Assigned task – The required lines are those that contain "text"; pull them out of the data and copy them.

Supplied data –
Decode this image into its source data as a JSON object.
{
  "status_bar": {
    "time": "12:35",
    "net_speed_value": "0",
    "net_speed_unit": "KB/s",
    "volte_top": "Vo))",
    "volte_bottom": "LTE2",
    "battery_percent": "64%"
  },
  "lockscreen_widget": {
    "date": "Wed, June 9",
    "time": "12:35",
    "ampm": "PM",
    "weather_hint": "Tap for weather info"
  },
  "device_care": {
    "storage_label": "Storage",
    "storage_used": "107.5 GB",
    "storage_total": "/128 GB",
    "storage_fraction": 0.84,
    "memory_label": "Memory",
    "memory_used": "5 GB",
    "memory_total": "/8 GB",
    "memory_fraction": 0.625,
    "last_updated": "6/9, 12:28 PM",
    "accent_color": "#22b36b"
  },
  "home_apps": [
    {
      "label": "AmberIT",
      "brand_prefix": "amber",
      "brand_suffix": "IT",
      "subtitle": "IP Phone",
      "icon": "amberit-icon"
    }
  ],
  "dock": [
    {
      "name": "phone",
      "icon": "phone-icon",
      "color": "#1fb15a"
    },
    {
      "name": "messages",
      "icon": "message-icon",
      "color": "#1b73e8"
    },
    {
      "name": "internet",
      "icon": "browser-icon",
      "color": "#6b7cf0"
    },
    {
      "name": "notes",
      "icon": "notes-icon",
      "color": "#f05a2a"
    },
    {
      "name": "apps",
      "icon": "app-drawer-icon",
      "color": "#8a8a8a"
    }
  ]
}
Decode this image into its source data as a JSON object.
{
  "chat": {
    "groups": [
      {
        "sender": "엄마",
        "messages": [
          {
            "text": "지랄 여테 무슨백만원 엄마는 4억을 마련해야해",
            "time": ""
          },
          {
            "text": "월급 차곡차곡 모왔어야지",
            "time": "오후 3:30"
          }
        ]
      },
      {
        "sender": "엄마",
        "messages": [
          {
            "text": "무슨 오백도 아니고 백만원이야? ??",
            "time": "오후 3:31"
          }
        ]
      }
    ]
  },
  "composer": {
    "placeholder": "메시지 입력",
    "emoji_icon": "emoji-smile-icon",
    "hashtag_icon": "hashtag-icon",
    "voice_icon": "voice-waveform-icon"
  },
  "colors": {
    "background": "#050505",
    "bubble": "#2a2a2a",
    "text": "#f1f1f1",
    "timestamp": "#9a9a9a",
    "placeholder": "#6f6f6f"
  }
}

Task answer –
            "text": "지랄 여테 무슨백만원 엄마는 4억을 마련해야해",
            "text": "월급 차곡차곡 모왔어야지",
            "text": "무슨 오백도 아니고 백만원이야? ??",
    "text": "#f1f1f1",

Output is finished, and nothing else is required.